*What you will do:*
Scan the listing below and copy every line holding "category".

*Records shown:*
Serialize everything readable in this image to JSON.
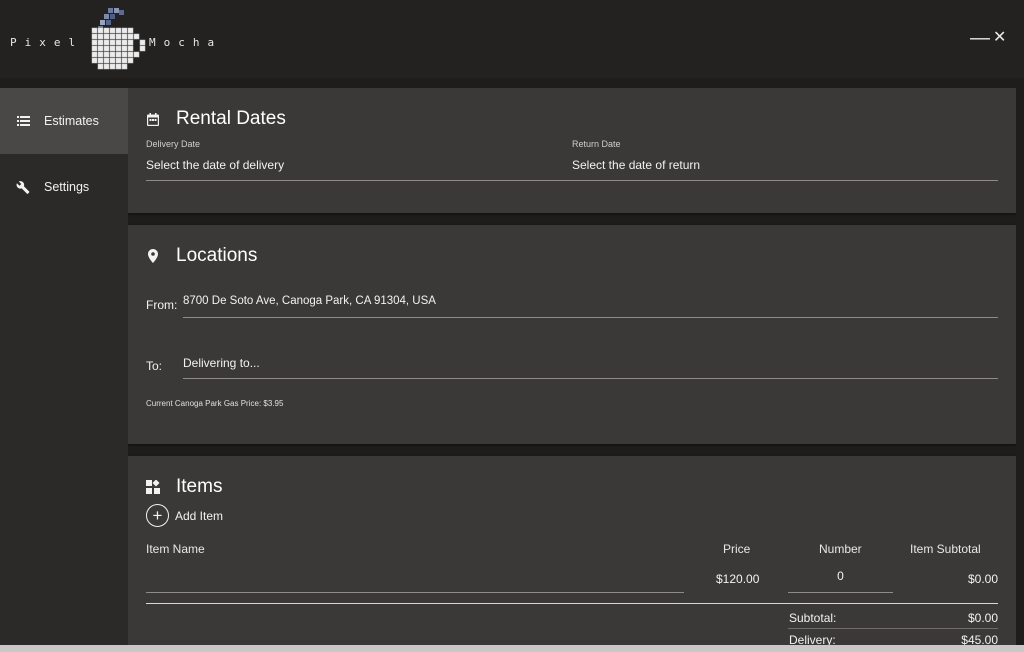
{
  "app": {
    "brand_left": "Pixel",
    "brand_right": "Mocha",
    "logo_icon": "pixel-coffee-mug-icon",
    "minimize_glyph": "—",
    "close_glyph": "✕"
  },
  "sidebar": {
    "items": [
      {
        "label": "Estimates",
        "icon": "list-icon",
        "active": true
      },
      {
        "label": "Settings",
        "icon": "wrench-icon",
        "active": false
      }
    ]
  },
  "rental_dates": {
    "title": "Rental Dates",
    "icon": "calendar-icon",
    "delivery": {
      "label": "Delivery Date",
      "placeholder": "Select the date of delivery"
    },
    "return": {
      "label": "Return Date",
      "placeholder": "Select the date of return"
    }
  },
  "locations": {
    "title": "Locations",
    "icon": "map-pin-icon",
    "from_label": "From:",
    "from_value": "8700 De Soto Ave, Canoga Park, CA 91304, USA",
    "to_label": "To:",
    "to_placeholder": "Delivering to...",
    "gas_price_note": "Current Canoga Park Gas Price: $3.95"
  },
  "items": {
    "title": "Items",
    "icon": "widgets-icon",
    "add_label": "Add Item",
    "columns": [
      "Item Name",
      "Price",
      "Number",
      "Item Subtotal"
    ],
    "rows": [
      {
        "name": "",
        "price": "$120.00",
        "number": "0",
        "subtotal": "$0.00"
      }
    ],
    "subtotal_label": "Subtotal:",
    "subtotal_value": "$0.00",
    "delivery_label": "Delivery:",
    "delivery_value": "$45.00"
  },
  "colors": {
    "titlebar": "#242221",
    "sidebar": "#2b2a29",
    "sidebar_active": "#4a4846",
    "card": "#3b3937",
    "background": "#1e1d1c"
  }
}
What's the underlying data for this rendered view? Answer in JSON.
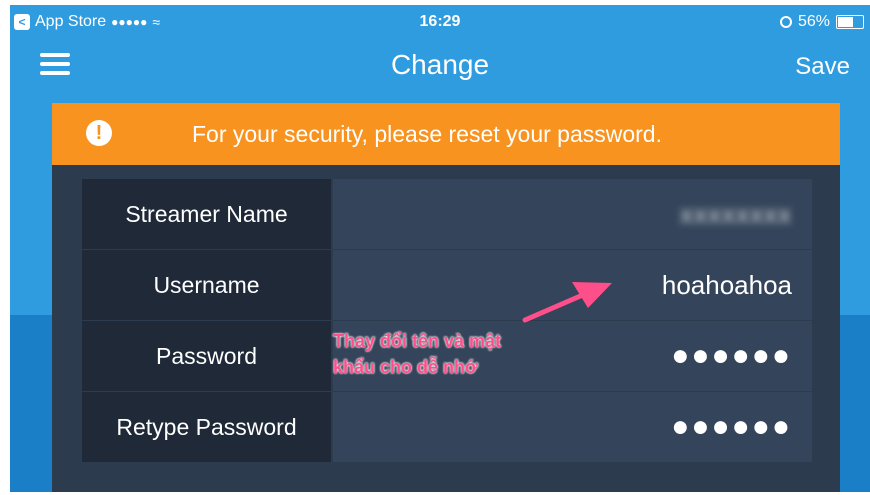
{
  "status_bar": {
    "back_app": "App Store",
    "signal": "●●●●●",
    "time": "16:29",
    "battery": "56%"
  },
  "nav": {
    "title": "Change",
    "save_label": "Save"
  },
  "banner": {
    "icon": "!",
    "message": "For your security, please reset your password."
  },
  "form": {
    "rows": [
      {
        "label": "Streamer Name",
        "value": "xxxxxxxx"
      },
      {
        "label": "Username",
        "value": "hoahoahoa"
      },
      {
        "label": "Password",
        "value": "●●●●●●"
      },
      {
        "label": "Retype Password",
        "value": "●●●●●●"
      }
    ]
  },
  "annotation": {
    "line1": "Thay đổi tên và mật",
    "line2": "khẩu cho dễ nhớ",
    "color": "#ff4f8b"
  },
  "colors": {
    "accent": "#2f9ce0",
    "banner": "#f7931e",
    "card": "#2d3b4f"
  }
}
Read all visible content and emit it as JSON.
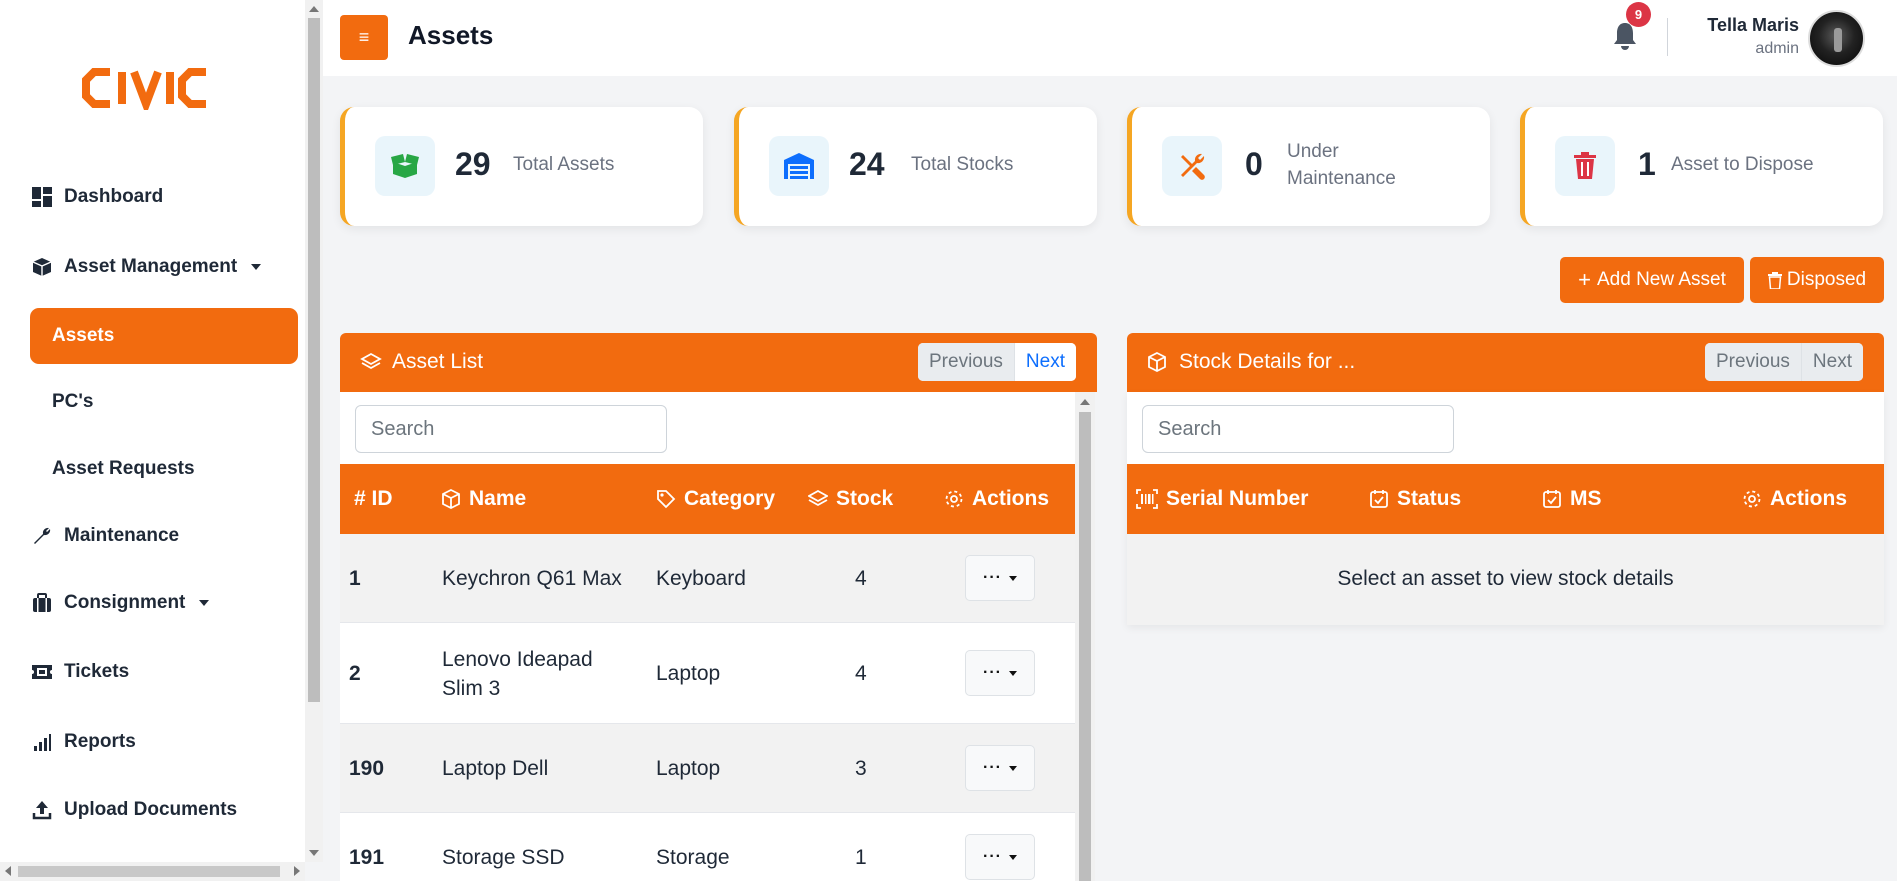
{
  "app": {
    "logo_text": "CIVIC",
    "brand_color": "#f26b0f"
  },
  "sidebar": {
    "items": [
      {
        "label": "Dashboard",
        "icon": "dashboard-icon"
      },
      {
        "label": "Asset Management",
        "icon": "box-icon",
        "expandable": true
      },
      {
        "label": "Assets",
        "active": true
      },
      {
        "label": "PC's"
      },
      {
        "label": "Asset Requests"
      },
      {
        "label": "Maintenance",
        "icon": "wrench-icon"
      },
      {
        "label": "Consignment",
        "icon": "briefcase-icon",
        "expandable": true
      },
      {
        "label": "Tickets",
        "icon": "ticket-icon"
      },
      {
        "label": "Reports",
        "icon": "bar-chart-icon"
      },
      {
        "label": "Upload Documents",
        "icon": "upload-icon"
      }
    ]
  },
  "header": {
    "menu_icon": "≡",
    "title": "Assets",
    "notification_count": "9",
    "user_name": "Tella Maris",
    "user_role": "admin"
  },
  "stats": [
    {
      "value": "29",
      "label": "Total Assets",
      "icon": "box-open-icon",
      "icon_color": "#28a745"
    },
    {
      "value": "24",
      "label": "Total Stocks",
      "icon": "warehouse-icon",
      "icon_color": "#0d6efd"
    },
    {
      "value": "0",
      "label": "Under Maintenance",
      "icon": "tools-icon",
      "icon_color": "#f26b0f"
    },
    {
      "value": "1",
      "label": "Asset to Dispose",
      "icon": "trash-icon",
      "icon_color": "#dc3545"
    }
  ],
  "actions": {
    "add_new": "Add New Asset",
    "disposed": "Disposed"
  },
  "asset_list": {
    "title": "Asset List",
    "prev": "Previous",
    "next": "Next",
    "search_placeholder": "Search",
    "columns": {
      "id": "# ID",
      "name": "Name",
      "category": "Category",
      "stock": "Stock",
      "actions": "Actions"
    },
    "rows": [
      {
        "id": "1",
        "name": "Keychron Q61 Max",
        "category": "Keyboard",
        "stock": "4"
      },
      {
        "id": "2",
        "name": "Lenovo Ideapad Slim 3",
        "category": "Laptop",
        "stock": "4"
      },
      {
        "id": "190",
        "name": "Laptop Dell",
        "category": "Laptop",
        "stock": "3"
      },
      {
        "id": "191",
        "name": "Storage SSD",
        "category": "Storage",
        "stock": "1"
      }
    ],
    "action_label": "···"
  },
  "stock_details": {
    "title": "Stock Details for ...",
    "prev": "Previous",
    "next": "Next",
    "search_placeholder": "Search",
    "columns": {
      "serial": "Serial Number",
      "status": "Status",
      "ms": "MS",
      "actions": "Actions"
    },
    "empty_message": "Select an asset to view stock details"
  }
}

*Exercise output:*
      "category": "Category",
        "category": "Keyboard",
        "category": "Laptop",
        "category": "Laptop",
        "category": "Storage",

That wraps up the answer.